_Exercise prompt_
Would you copy each line of the records that includes the word "likes"?

_Information shown_
----------------------------------------
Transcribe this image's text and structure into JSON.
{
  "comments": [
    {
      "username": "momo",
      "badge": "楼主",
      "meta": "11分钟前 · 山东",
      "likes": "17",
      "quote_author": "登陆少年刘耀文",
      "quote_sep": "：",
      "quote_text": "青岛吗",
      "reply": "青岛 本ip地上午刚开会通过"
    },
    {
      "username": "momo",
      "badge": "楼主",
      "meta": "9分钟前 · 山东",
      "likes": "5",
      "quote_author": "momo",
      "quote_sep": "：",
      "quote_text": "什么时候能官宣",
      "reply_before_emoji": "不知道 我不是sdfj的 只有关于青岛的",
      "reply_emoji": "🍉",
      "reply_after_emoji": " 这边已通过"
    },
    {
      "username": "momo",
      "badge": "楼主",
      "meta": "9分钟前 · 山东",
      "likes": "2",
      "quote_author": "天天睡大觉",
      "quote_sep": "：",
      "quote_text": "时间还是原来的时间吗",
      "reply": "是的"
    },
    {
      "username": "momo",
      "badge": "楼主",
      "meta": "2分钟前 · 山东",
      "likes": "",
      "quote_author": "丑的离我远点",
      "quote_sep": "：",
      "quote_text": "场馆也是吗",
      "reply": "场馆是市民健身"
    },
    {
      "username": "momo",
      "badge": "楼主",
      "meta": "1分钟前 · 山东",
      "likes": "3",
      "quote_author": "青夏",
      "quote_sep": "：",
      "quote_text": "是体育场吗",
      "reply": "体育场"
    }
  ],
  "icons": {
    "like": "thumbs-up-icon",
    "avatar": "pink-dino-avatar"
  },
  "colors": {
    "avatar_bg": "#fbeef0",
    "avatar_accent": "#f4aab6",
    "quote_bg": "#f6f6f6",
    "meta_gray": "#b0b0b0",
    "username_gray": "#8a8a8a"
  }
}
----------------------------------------
_Response below_
      "likes": "17",
      "likes": "5",
      "likes": "2",
      "likes": "",
      "likes": "3",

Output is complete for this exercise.